Start of AVAILABLE RECORDS

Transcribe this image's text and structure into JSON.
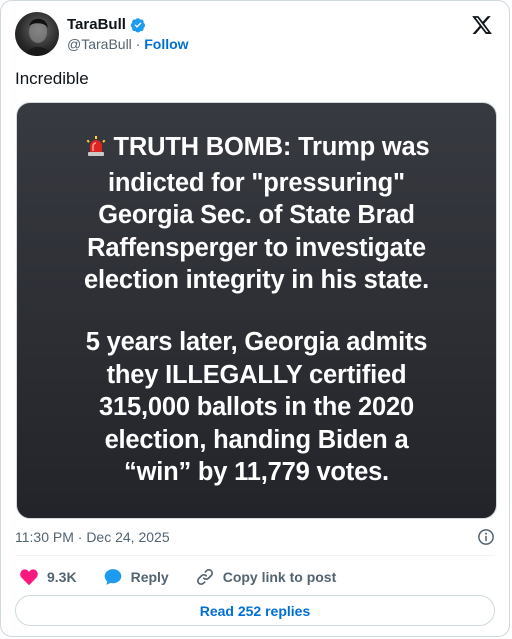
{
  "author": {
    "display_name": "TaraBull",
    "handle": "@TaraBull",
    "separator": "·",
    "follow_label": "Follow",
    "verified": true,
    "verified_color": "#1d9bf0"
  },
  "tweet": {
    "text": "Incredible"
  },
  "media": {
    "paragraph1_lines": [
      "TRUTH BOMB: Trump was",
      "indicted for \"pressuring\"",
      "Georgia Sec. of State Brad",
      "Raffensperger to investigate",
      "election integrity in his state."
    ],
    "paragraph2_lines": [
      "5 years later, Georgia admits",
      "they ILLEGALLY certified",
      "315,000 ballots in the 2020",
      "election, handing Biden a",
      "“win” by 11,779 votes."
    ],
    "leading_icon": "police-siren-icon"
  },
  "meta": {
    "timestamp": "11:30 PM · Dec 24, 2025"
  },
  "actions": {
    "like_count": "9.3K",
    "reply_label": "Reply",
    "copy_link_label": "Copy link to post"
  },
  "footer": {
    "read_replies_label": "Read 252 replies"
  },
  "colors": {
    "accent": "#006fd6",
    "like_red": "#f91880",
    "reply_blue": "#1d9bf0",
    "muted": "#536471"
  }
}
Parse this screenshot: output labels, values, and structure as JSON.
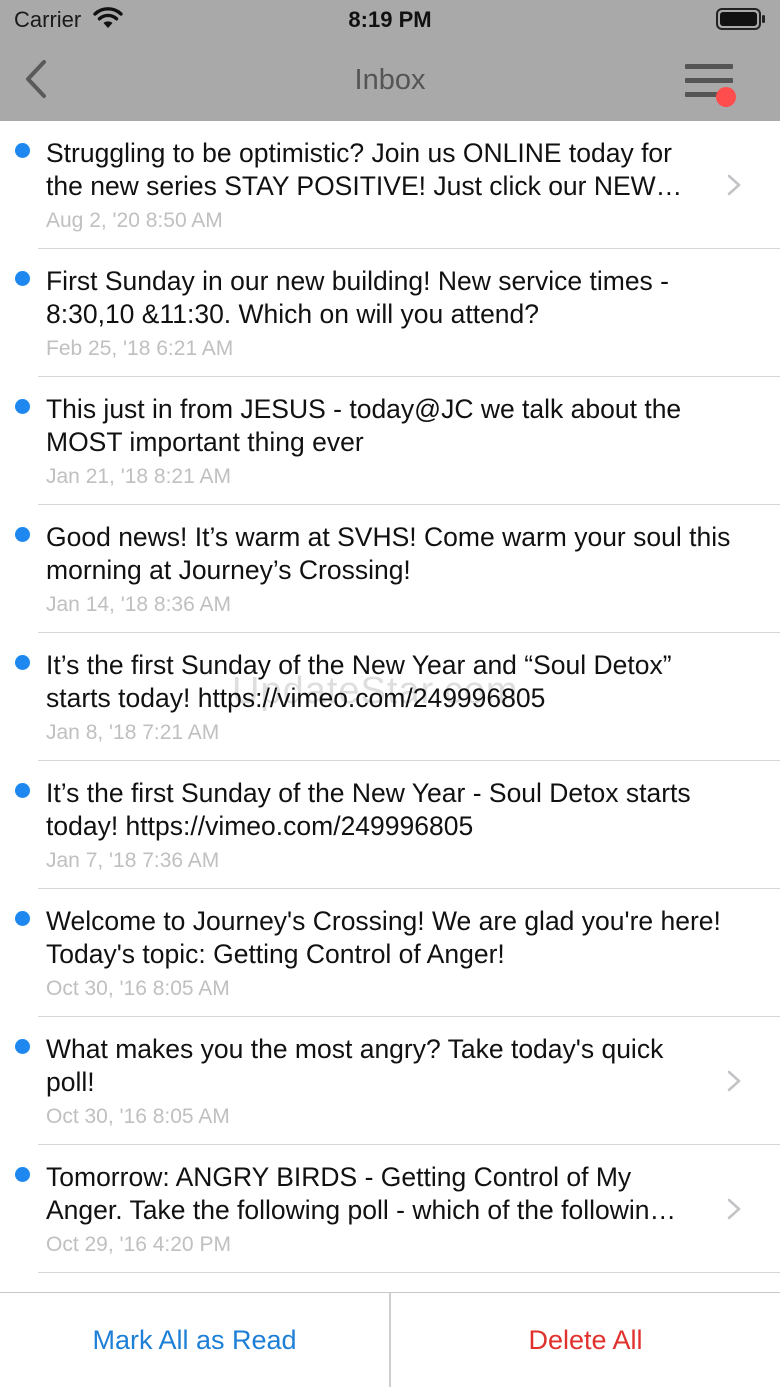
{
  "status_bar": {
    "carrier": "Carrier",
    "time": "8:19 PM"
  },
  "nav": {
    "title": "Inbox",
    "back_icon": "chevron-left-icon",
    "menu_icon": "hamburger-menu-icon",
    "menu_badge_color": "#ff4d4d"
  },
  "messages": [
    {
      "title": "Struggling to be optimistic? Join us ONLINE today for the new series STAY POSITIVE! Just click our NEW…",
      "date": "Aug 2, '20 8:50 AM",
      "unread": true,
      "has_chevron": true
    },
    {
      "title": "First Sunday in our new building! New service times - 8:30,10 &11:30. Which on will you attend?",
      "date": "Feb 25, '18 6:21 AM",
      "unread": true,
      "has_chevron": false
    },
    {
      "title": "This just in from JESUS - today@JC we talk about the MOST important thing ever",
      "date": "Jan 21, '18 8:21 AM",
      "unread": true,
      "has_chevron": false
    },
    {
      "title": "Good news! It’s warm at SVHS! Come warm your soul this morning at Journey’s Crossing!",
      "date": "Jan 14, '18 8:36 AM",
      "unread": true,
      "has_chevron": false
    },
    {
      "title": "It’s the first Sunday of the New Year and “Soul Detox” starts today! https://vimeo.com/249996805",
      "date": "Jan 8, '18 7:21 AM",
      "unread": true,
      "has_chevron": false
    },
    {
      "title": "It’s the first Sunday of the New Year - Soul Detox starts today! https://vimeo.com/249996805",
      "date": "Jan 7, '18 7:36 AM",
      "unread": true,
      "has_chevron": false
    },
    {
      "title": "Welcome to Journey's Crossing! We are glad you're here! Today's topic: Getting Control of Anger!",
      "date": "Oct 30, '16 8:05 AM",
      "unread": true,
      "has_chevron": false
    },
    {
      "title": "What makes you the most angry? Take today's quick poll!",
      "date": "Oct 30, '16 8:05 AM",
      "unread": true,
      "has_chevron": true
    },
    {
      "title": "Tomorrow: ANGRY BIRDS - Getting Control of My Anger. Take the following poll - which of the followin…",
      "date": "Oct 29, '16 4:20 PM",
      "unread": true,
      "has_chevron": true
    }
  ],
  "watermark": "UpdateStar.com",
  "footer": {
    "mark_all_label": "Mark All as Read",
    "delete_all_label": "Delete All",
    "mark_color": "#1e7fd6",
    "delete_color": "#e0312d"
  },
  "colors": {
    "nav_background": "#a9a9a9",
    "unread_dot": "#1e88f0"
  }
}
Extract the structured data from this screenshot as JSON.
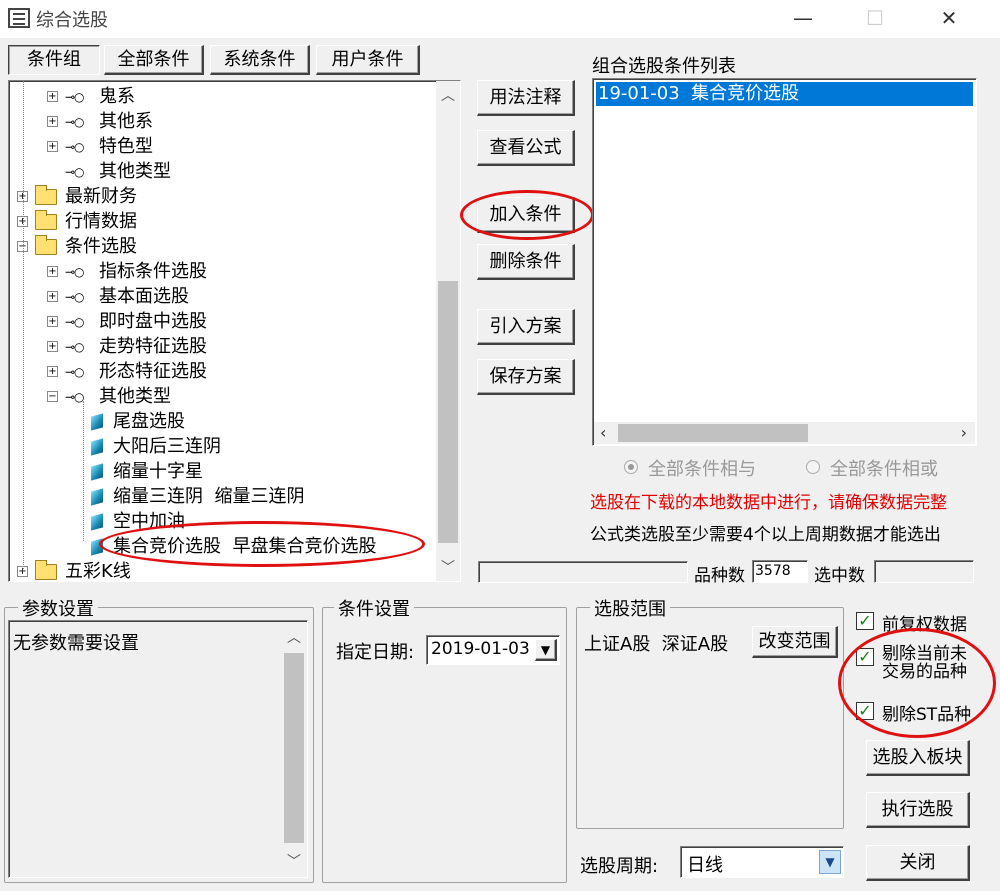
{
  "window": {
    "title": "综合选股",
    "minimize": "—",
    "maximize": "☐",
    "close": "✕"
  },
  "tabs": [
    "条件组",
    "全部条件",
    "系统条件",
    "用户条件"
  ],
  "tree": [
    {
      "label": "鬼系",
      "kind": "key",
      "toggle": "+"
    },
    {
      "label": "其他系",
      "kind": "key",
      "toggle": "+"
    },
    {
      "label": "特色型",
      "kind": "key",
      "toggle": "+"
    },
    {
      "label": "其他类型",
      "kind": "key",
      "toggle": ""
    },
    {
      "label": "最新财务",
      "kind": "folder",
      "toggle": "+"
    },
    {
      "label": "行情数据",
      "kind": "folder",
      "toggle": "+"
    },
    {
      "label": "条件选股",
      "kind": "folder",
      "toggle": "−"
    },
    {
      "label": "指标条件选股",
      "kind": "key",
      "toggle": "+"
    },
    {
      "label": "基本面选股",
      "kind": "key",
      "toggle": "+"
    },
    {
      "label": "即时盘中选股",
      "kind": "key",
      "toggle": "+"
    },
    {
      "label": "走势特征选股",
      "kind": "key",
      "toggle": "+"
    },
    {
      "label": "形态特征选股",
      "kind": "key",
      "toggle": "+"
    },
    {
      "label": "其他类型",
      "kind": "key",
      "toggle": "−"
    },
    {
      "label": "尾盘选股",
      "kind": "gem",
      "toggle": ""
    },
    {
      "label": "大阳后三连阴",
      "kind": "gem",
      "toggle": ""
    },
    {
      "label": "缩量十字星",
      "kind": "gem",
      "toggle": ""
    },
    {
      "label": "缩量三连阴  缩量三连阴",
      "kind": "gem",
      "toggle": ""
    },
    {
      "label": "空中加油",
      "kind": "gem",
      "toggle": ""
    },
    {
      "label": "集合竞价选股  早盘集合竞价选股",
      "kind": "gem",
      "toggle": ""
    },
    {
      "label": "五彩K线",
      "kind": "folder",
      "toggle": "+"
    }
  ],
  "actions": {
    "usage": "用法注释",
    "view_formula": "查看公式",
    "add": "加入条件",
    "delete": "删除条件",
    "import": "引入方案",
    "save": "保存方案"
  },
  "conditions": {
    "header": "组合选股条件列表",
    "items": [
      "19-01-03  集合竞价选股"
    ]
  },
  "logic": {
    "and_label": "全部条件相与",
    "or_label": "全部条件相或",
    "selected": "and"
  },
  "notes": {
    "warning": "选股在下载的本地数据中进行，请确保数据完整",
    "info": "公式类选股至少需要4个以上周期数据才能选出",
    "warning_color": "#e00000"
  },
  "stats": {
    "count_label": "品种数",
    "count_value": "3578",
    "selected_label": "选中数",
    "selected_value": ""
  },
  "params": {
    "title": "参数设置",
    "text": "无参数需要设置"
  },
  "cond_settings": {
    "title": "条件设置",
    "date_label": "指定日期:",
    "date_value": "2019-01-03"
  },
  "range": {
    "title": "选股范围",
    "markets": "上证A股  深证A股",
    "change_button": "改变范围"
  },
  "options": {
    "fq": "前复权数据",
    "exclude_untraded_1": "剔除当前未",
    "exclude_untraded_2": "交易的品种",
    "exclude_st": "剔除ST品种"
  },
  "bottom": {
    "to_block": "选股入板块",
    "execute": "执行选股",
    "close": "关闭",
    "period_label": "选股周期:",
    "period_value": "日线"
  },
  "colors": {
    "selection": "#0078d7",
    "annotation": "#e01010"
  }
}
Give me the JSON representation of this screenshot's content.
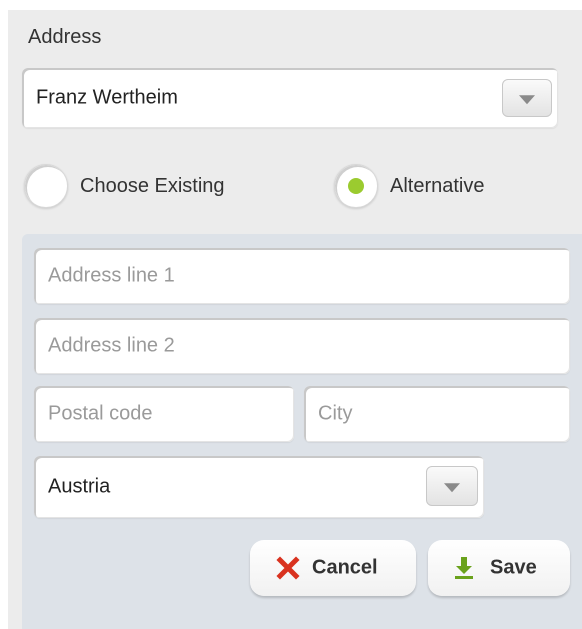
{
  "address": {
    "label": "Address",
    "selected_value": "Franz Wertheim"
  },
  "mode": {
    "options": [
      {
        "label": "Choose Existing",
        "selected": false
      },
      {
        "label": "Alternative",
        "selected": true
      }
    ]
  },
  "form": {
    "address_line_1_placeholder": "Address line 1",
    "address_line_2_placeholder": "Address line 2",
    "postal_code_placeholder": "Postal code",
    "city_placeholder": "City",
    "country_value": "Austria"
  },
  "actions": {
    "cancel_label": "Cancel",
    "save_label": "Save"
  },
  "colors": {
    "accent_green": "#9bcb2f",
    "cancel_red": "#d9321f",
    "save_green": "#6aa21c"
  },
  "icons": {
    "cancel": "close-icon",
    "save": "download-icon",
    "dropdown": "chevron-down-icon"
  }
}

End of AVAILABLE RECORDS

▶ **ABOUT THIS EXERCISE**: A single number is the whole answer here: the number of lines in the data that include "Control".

▶ **FINAL ANSWER**: 2